There are numerous Private Game Reserves in South Africa that offer really excellent game viewing.
Well Zimanga Private Game Reserve takes it all a step further, and offers guests the opportunity to see the wild animals and birdlife really close. A photographer’s dream!
Charl Senekal has engaged with Hungarian, Bence Mate, the pioneer in low level, one way glass, hide photography, and together they have structured a number of diverse hides on the Zimanga Game Reserve, where different aspects have been created, in order to offer a wide spectrum of photographic opportunities.
A visit to Zimanga Private Game Reserve is truly a “Bucket List Experience”.
The sites chosen for the hides bring into account; the direction of the light, the backdrop ( which offers a reasonably uniformly toned bokeh, ‘the out of focus background’ ) and even the prevailing wind direction – this especially important for the soon to be opened Vulture Hide. The raptors should be facing the hide directly as they come in to land!
All the bird hides have solar powered air-conditioning and lighting.
A”birdbath” hide is located overlooking a watering point for, in particular, small birds, although some visitors have been fortunate to have larger animals visit. Here the cameras are located just above the water level, offering low aspect photography of the images.
The Lagoon hide was a massive undertaking, sunk into a ‘coffer type dam’ on the edge of Zimanga’s main large dam. This cleverly designed structure offers an eastern and western viewing aspect – here photographers are able to take advantage of all lighting options.
The 'coffer' dam can be restocked with fish which attracts the birdlife, and when a suitable carcass is available, this could be strategically placed to attract crocodile!
Then there is a mobile Bee-eater Hide. This can be moved to a location where the White-fronted Bee-eaters are nesting, with consequently wonderful photographic opportunities prevailing. I have yet to experience this at Zimanga. Note the solar panel which charges the battery for an electric fan within.
The latest hide to open was the overnight Umgodi hide, this very comfortable hide can accommodate up to 4 guests. Four photographers might be too many for long all night vigils, so beds are provided for those wishing to take a rest. The water edge is 4,5 meters from the one-way glass facade, behind which huddle the expectant photographers.
For the not too vigilant, there is a motion detector that announces the arrival of your photographic subject. Through a door is a separate toilet and a kitchenette with kettle and microwave, a fridge stocked with milk and bottled water. Teas and coffees are provided too. This is presently the only hide which is connected to the National electricity grid.
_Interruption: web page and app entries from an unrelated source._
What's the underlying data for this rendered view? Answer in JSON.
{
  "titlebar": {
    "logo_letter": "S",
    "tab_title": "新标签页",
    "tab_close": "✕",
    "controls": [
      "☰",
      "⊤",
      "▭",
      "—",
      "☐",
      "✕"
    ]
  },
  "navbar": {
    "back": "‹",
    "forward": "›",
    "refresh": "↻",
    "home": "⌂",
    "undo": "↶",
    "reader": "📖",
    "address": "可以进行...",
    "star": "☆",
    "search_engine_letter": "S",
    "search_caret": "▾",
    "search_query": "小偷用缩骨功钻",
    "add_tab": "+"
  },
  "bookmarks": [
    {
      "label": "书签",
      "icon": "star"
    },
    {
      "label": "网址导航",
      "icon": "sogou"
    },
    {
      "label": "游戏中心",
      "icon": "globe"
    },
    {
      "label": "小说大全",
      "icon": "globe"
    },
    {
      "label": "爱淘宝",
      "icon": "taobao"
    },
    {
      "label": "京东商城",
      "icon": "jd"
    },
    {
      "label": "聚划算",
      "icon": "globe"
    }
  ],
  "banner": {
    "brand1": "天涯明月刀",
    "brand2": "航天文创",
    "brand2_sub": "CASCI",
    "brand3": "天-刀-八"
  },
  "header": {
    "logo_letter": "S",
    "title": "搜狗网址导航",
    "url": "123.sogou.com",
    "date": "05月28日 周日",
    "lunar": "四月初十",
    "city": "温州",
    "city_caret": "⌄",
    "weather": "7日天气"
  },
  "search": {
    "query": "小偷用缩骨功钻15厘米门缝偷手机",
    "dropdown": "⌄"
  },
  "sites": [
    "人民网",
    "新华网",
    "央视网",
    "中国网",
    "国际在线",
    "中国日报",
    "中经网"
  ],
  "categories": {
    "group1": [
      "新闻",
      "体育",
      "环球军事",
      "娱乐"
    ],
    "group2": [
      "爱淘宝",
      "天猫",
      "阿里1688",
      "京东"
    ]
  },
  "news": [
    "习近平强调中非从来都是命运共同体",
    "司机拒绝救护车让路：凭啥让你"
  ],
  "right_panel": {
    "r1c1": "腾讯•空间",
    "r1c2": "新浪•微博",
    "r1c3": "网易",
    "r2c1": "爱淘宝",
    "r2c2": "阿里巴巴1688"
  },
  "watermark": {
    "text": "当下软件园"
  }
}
This hide has WiFi as well, which is such a good idea, one can post the tremendous photographs taken or even go on line to while away the quiet hours.
Zimanga Private Game Reserve is however not just about the hides. Although trapped in the severest drought since records were kept, from over 100 years ago, the general wildlife sightings are excellent.
I have had amazing encounters on foot with two different cheetah, the pack of wild dog and their pups, then something a little more the right size, a warthog, quite a fleet footed one I might add, watch as he pulls away from the canid.
And then on the open vehicle, super photo opportunities with elephant, white rhino and some antelope, giraffe, zebra and warthog.
Lana and I took advantage one day and arrived early, in order to explore the magnificent Aloe garden. Such a diversity of species, there must be an example of each of South Africa’s Aloe variety here.
Of course with the Aloe’s , racemes in bloom, come the Sunbirds. These seemed a bit wary of our bazooka lenses though.
We offer alternative accommodation presently at the really good and nearby Ghost Mountain Inn.